  • What I do despise though, and what makes me despair of this paper is that you are apparently planning to publish the – uncommented – piece in the print version of you paper. Are you sure The Guardian still has a grip w.r.t. what it actually wants to stand for?
  • Well I don’t normally comment on I/P keech but this is a stonker of a stinker.

This comment stood out:

Gardiner has never apparently heard that when you are in a hole you should stop digging. Or, possibly she is so brainwashed with the Guardian warped world view she genuinely does not understand that praising terrorists just because they attack Israel is unacceptable. So she tried again after “external” took her to task:


And, of course, what Adnan is said to have done, and we have a video of him doing just that, is at the very least inciting others to terrorism.

Gardiner then made the following utterly incredible response, breathtaking in its falsehood and awe-inspiring in her belief that readers would accept her claim that the Guardian “wouldn’t simply repeat allegation made on the internet”
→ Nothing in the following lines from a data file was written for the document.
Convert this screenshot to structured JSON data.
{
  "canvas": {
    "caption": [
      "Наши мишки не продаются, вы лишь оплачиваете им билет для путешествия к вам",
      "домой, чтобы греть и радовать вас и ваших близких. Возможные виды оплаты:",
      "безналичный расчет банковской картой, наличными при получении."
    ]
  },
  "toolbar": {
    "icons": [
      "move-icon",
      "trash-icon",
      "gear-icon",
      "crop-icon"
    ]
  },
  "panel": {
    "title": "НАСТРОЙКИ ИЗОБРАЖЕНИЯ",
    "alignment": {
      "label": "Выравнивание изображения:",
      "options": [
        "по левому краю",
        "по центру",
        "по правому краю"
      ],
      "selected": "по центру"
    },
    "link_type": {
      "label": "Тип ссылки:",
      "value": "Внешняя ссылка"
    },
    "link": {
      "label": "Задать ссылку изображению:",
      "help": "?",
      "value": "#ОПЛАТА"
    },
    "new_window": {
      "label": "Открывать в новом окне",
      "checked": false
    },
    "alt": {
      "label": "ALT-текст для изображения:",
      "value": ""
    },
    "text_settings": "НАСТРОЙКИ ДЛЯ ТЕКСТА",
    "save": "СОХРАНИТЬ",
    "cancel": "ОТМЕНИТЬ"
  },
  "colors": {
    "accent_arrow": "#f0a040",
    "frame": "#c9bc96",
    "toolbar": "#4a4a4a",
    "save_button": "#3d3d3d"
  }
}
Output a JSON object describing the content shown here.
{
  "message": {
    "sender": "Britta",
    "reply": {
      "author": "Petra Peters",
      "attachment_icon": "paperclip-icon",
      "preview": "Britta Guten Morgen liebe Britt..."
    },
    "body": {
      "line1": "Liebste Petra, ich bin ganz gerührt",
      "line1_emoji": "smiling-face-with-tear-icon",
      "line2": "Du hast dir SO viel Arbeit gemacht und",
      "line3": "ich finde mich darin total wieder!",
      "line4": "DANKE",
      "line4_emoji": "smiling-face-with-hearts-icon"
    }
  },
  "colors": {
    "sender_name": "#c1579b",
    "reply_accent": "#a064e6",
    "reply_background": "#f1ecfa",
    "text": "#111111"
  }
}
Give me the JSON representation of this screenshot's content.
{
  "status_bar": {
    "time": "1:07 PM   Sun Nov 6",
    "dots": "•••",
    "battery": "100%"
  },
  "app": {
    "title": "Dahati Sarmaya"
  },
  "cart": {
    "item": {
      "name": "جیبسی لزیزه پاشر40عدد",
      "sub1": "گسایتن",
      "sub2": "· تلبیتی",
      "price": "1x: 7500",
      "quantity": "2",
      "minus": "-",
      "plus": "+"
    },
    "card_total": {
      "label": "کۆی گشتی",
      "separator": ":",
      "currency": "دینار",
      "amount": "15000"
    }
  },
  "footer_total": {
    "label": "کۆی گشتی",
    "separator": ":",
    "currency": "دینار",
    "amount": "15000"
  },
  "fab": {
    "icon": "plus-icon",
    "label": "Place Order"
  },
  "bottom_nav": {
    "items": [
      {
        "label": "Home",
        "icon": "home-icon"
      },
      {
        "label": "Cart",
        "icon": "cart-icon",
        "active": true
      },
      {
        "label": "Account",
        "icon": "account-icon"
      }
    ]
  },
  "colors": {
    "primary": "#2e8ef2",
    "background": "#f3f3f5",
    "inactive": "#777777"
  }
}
This brought down the house:

  • … most readers will always be disgusted by puff-pieces for people who advocate violence and murder against innocent civilians.
  • Becky, when can we expect similar articles of wives of people also held in prison without charge in the UK?
  • Did I read right? The Guardian does not use material gleaned from the Internet? Most CiF articles contain allegations, suppositions, theories, quotes and all sorts of other screeds obtainable from internet sites.

No one asked her to “repeat the allegations made on the internet. The Guardian should have left the video and references to  Adnan’s terrorist career to speak for themselves.

Of course, you need only look at the rolling ME blog to see video after video from the internet posted there. Neither the Guardian nor I have the slightest reason to doubt the validity of the allegations against Assad that these videos and commentary provide. We have had a year of videos and blogs from Tunisia, Egypt, Libya and Syria showing the violence there and the allegations against this or that politician or person, all quite acceptable, and eagerly published by the Guardian. The allegations made against Tony Blair in the Guardian could fill a telephone directory. The vicious article condemning Israeli politicians are left standing.

But when it comes to a terrorist who belongs to a jihadi group dedicated by its own platform to the destruction of Israel and the murder of its Jews, is videoed calling for suicide bomb volunteers to kill Israelis wherever they can, a different and higher standard is suddenly applied.

Gardiner could not even bring herself to wimp out by writing “alleged” terrorist, but had to continue to twist and turn in the gale of criticism, and try to spin the story and lie about her motives in a way that only the most utterly naïve or biased could accept. She apparently believes that if the lie is big enough, and repeated often enough, even others than Berchmans will eventually believe it.